Halfway into a football game, as part of their warm-up programme, the shoulders drooped. The intensity with which the game was played for the first 15 minutes was missing.
But Virat Kohli was a busy bee, running from one end to the other, switching roles, as he relentlessly chased the ball. Sensing that his team-mates were taking the warm-up exercise lightly, he shouted: “C’mon guys, play it like real men.”
For Virat, there are no half measures in life, not certainly in cricket. He is the face of brave new India, which not only knows what it wants, but also how to get there.
Long ear-marked as the future of Indian cricket, Virat has shown that he will play for the country for a long time in all three formats.
Over the last one month, he has shown that he has got what it takes to take over from Mahendra Singh Dhoni.
Unlike Dhoni, Virat is aggressive, not afraid to show his emotions. After Thursday’s nine-wicket drubbing of Zimbabwe, which gave India a 4-0 lead, Virat made his intentions clear; “Winning 5-0 is our aim. We want to end on a high and go home with smile on the face.”
During the current series, there have been occasions when Virat has shown leadership qualities. During the first ODI, with India off to a shaky start and Ambati Rayudu for company, Virat showed maturity.
Playing his first game, Rayudu was nervous and had played and missed quite a few times. Virat stepped in to calm Rayudu, who is three years older.

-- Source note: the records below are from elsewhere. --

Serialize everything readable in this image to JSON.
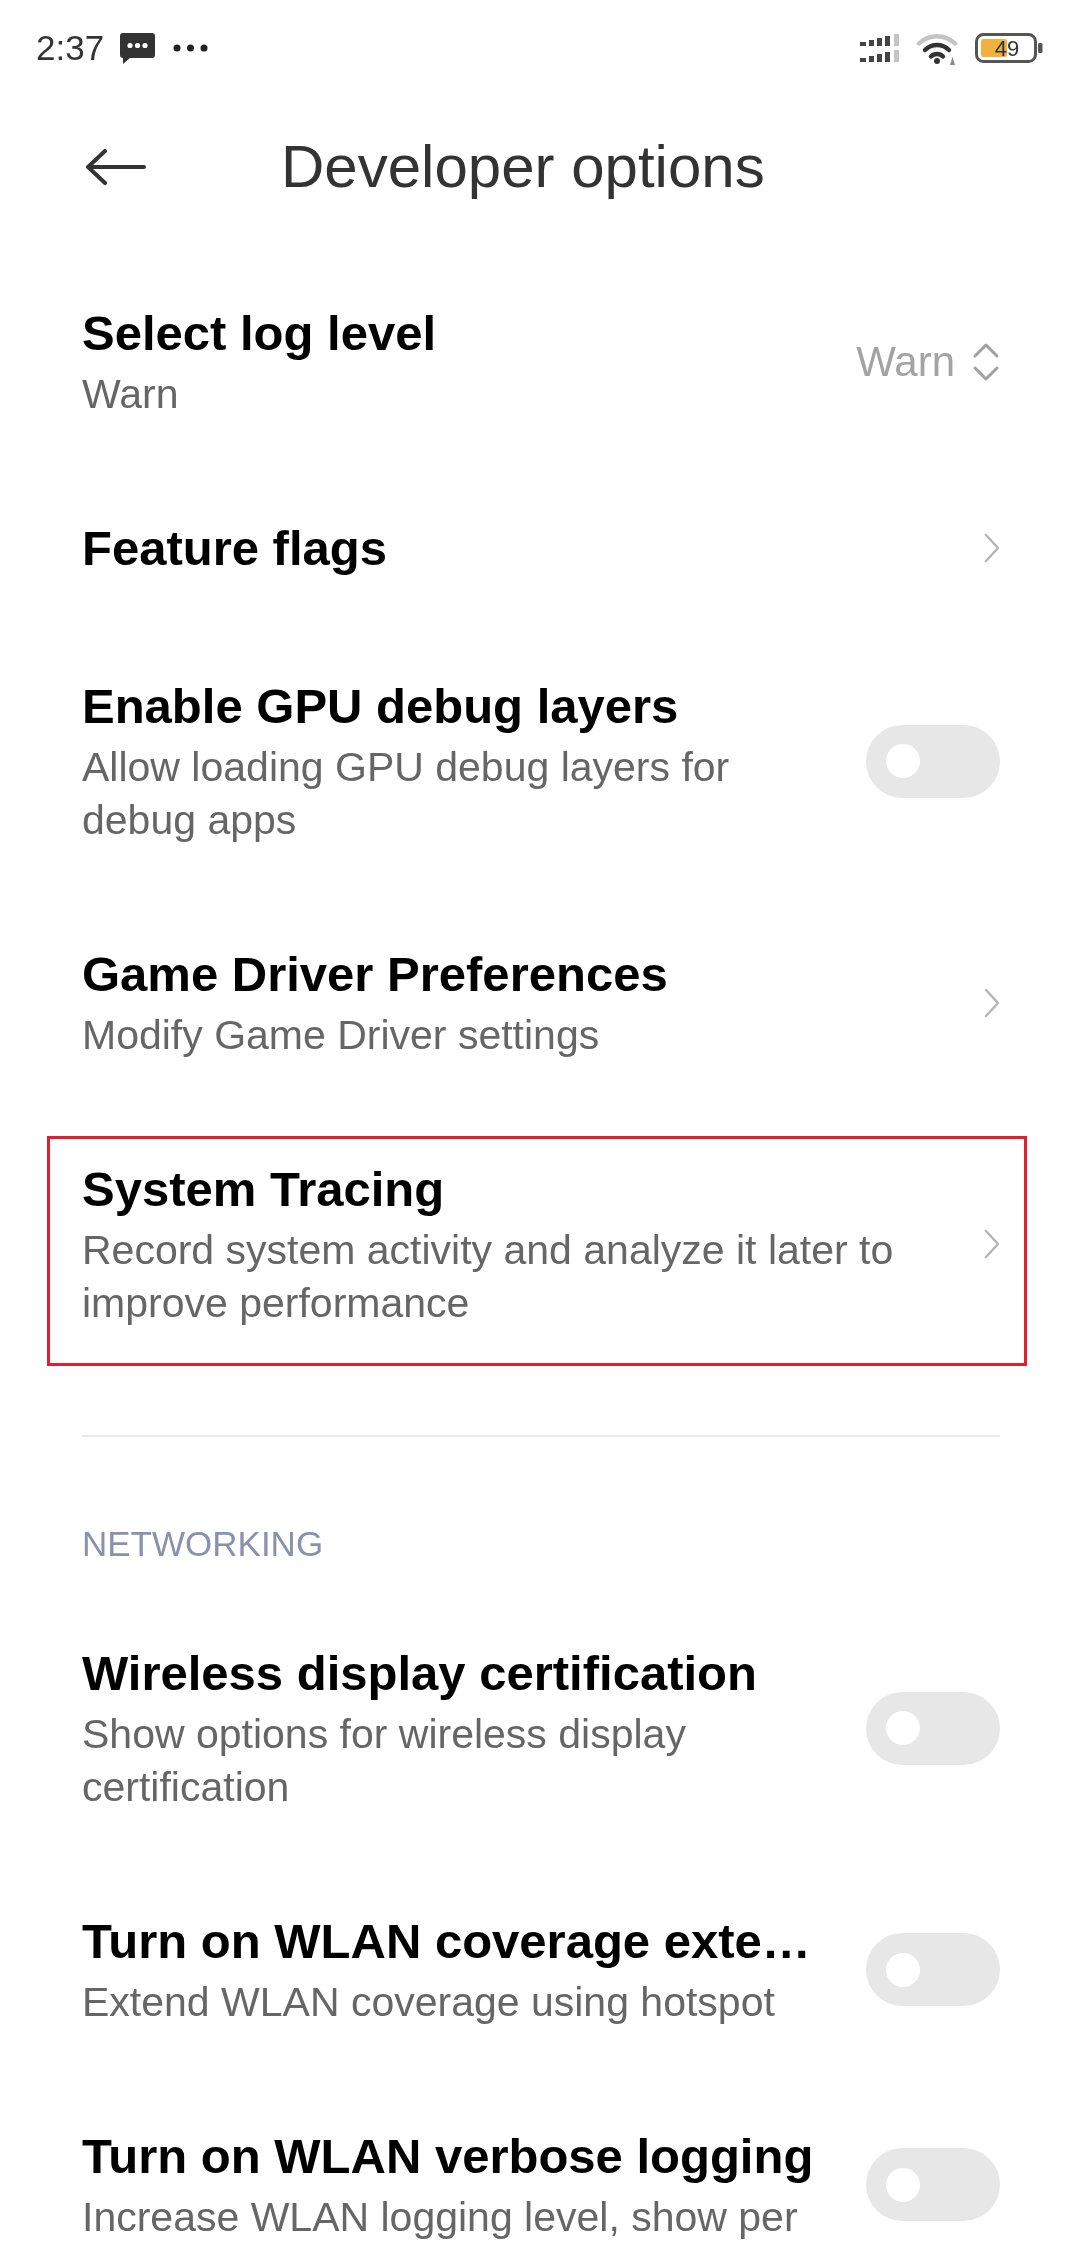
{
  "status_bar": {
    "time": "2:37",
    "battery": "49"
  },
  "toolbar": {
    "title": "Developer options"
  },
  "sections": [
    {
      "items": [
        {
          "kind": "select",
          "title": "Select log level",
          "subtitle": "Warn",
          "value": "Warn",
          "highlighted": false
        },
        {
          "kind": "link",
          "title": "Feature flags",
          "highlighted": false
        },
        {
          "kind": "switch",
          "title": "Enable GPU debug layers",
          "subtitle": "Allow loading GPU debug layers for debug apps",
          "on": false,
          "highlighted": false
        },
        {
          "kind": "link",
          "title": "Game Driver Preferences",
          "subtitle": "Modify Game Driver settings",
          "highlighted": false
        },
        {
          "kind": "link",
          "title": "System Tracing",
          "subtitle": "Record system activity and analyze it later to improve performance",
          "highlighted": true
        }
      ]
    },
    {
      "header": "NETWORKING",
      "items": [
        {
          "kind": "switch",
          "title": "Wireless display certification",
          "subtitle": "Show options for wireless display certification",
          "on": false,
          "highlighted": false
        },
        {
          "kind": "switch",
          "title": "Turn on WLAN coverage exte…",
          "subtitle": "Extend WLAN coverage using hotspot",
          "on": false,
          "highlighted": false
        },
        {
          "kind": "switch",
          "title": "Turn on WLAN verbose logging",
          "subtitle": "Increase WLAN logging level, show per",
          "on": false,
          "highlighted": false
        }
      ]
    }
  ]
}
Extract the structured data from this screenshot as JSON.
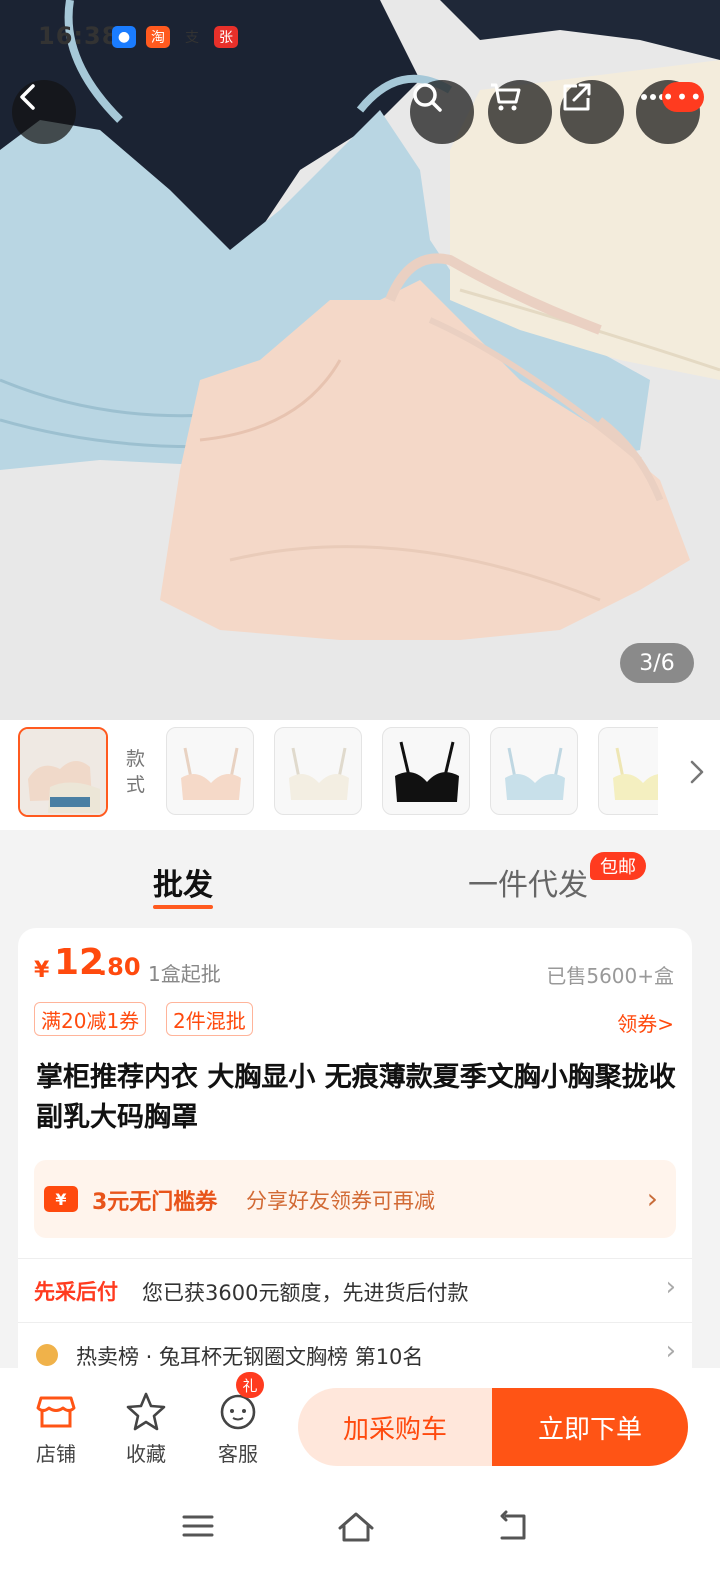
{
  "status_bar": {
    "time": "16:38",
    "icons": [
      "qq-icon",
      "taobao-icon",
      "alipay-icon",
      "zhang-icon"
    ]
  },
  "hero": {
    "counter": "3/6"
  },
  "nav_buttons": [
    "back-icon",
    "search-icon",
    "cart-icon",
    "share-icon",
    "more-icon"
  ],
  "variants": {
    "label": "款式"
  },
  "tabs": [
    {
      "label": "批发",
      "active": true
    },
    {
      "label": "一件代发",
      "active": false,
      "badge": "包邮"
    }
  ],
  "product": {
    "price_symbol": "¥",
    "price_int": "12",
    "price_dec": ".80",
    "min_order": "1盒起批",
    "sold": "已售5600+盒",
    "tags": [
      "满20减1券",
      "2件混批"
    ],
    "coupon_link": "领券>",
    "title": "掌柜推荐内衣 大胸显小 无痕薄款夏季文胸小胸聚拢收副乳大码胸罩",
    "promo_main": "3元无门槛券",
    "promo_sub": "分享好友领券可再减",
    "credit_label": "先采后付",
    "credit_text": "您已获3600元额度，先进货后付款",
    "rank_text": "热卖榜 · 兔耳杯无钢圈文胸榜  第10名"
  },
  "bottom_bar": {
    "shop": "店铺",
    "favorite": "收藏",
    "service": "客服",
    "gift_badge": "礼",
    "add_cart": "加采购车",
    "buy_now": "立即下单"
  },
  "colors": {
    "accent": "#ff5415",
    "accent_light": "#ffe7db",
    "badge_red": "#ff3b1f"
  }
}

“He’s playing the best cricket possible,” said Rayudu of Virat. “I feel he’s the best in the world right now in the one-day format. He made it a lot easier for me, and I was looking at the way he was constructing his innings - it’s a good learning experience,” said Rayudu.